This 1989 Hawaii Foodbank newsletter touts the first food drive | Photo from Jade Moon

This 1989 Hawaii Foodbank newsletter touts the first food drive | Photo from Jade Moon

The annual Hawaii Foodbank Food Drive has kicked off and this one is pretty special – the 25th anniversary of the food drive.

Twenty-five years! That’s a long time, and yet feels like the blink of an eye.

Take a look at the photo of the 1989 newsletter, the year the food drive started. The photo, in case you can’t read the tiny print, includes (from left) Hawaii Foodbank Board member Don Clephane, board chairman David Haig, Gov. John Waihee, Hawaii Foodbank associate director Puna Haili, and Hawaii Foodbank president and CEO John White.

White was the founder of Hawaii Food-bank, and we owe him a debt of gratitude. He started in May 1983 with one driver and a modest warehouse at Sand Island. Although his operation was small, his vision was huge.

His first food drive in 1989 was fairly successful for a startup: It brought in 25,000 pounds of food and $5,500 in cash donations.

The very next year, the media became involved. Our KGMB news director at the time, Terry Heaton, was a strong believer in community service. It was he who initiated what would be an enduring relationship with Hawaii Foodbank that continues to this day.

Joining us that year were Professional Communications, KPOI 98 Rock and First Hawaiian Bank. The 1990 food drive brought in 221,000 pounds of food and $31,000 in monetary donations. Wow!

Twenty-five years ago, most people didn’t really see hunger as a problem. It wasn’t part of the public’s collective consciousness. But over the years, the need has increased exponentially, and so has public awareness. Nowadays, everybody knows somebody who needs help.
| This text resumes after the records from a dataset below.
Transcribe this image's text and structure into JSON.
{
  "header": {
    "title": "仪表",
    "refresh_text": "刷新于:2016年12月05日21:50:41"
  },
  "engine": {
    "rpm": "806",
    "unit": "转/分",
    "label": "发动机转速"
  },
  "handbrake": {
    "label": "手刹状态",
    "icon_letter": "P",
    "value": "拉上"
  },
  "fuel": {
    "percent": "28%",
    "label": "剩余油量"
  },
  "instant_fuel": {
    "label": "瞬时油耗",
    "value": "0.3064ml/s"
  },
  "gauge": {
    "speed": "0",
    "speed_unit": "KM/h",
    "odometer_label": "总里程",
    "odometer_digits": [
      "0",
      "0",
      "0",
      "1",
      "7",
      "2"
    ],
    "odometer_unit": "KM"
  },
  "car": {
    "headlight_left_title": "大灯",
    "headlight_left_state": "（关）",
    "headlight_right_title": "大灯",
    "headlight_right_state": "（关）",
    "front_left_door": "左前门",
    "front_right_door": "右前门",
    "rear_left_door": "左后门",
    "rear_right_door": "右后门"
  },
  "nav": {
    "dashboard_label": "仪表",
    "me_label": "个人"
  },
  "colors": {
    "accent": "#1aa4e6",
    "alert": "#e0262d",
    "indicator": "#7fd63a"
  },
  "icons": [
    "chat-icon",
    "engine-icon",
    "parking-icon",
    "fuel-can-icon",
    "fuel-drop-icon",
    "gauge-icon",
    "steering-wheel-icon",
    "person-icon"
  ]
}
So it’s heartening that so many of you have opened your hearts and your wallets. Last year the food drive collected enough donations to provide 1 million meals – enough to feed 183,500 different individuals, including 55,000 children and 11,000 seniors.

Most people understand we are part of the safety net. We really can’t depend on the government to do it all. As proof, look at how 2014 is starting off. The emergency unemployment funds that many families depend on may or may not be renewed; food stamp benefits are frozen. There are more working families than ever before in danger of falling through the cracks. Too many already have fallen.

I know it sounds like I’m repeating myself, but people need our help.

So thank you. Thank you for linking hands with us. Thank you for sticking with us. Some of you have been with us for the entire 25 years. Others have just joined in the efforts. We welcome you all.

Let’s make this year’s food drive a success.